Congress had initially proposed that the provisions of the PACT ACT would take effect in 2026, providing time to ramp up the process. The White House and VA telescoped that time line so veterans can begin now to apply for benefits that they could foreseeably receive in 2023. However, a long-standing problem for the VA has been unfunded agency or congressional mandates. These have often end in undermining the legislative intention or policy purpose of the program undermining their legislative intention or policy purpose through staffing shortages, leading to lack of or delayed access. The PACT Act promises to eschew the infamous Phoenix problem by providing increased personnel, training infrastructure, and technology resources for both the Veterans Benefit Administration and the Veterans Health Administration. Ironically, many seasoned VA observers expect the PACT expansion will lead to even larger backlogs of claims as hundreds of newly eligible veterans are added to the extant rolls of those seeking benefits.5

An estimated 1 in 5 veterans may be entitled to PACT benefits. The PACT Act is the latest of a long uneven movement toward distributive justice for veteran benefits and services. It is fitting in the month of Veterans Day 2022 to trace that trajectory. Congress first passed veteran benefits legislation in 1917, focused on soldiers with disabilities. This resulted in a massive investment in building hospitals. Ironically, part of the impetus for VA health care was an earlier toxic military exposure. World War I service members suffered from the detrimental effects of mustard gas among other chemical byproducts. In 1924, VA benefits and services underwent a momentous opening to include individuals with non-service-connected disabilities. Four years later, the VA tent became even bigger, welcoming women, National Guard, and militia members to receive care under its auspices.6

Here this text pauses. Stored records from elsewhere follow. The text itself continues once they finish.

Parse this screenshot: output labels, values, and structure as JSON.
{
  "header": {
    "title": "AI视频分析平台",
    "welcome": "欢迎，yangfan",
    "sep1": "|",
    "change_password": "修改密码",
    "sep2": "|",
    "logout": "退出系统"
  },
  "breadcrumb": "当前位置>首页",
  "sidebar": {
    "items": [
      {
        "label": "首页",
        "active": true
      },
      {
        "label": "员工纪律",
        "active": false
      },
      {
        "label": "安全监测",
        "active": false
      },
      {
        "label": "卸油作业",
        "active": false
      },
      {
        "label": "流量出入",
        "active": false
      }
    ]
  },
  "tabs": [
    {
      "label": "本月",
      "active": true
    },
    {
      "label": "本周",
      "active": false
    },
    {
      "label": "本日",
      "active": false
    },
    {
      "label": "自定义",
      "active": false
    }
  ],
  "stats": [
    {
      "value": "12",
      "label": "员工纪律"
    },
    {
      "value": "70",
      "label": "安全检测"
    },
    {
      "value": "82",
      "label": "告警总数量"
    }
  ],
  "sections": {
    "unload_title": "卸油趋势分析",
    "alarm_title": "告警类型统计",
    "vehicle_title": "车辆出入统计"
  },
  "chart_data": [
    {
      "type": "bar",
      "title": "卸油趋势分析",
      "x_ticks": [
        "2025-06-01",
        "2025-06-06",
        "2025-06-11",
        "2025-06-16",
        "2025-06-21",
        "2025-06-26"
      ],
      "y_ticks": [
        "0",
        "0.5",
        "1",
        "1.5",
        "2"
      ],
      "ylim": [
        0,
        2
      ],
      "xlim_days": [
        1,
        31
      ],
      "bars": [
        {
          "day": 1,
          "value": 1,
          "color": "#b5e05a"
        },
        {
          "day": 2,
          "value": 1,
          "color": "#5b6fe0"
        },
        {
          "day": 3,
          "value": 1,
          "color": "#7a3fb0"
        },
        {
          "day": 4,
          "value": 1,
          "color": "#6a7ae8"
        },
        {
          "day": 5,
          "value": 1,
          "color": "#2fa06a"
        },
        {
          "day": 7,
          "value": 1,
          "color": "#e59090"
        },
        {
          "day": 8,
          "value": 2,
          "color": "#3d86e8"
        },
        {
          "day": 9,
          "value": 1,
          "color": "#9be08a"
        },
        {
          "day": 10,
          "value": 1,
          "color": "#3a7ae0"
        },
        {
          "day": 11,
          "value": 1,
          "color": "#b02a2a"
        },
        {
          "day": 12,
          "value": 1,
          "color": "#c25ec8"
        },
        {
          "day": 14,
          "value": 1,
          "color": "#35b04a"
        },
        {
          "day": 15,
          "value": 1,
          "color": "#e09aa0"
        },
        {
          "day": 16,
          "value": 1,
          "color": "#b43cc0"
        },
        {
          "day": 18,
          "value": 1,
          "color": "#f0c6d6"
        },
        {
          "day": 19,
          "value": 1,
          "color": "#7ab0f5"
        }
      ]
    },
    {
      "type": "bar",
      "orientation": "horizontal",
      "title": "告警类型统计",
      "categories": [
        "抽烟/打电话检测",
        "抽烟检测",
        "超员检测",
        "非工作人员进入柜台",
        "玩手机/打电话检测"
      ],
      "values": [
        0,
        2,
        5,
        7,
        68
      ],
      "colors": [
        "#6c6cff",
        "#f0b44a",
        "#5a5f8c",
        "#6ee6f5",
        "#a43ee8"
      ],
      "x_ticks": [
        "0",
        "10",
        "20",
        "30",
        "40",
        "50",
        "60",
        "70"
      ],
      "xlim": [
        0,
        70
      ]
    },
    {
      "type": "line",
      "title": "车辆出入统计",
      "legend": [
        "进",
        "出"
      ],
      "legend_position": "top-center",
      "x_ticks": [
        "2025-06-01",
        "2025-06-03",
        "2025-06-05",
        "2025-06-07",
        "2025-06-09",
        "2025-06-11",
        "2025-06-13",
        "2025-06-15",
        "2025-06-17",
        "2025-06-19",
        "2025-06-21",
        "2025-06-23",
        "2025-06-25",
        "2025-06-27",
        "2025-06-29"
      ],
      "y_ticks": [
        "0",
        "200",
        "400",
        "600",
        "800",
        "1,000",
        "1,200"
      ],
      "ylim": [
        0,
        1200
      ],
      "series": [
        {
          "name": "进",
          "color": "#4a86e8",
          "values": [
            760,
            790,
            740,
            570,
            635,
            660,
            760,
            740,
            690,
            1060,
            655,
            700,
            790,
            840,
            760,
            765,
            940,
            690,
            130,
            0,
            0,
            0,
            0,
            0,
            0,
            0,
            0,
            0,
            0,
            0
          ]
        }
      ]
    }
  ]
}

The PACT Act is a fitting memorial for Veterans Day as an increasingly divided country presents a unified response to veterans and their survivors exposed to a variety of toxins across multiple wars. The PACT Act was hard won with veterans and their advocates having to fight years of political bickering, government abdication of accountability, and scientific sparring before this bipartisan legislation passed.7 It covers Vietnam War veterans with several conditions due to Agent Orange exposure; Gulf War and post-9/11 veterans with cancer and respiratory conditions; and the service members deployed to Afghanistan and Iraq afflicted with illnesses due to the smoke of burn pits and other toxins.

As many areas of the country roll back LGBTQ+ rights to health care and social services, the VA has emerged as a leader in the movement for diversity and inclusion. VA Secretary McDonough provided a pathway to VA eligibility for other than honorably discharged veterans, including those LGBTQ+ persons discharged under Don't Ask, Don't Tell.8 Lest we take this new inclusivity for granted, we should never forget that this journey toward equity for the military and VA has been long, slow, and uneven. There are many difficult miles yet to travel if we are to achieve liberty and justice for veteran members of racial minorities, women, and other marginalized populations. Even the PACT Act does not cover all putative exposures to toxins.9 Yet it is a significant step closer to fulfilling the motto of the VA LGBTQ+ program: to serve all who served.10

Next Article: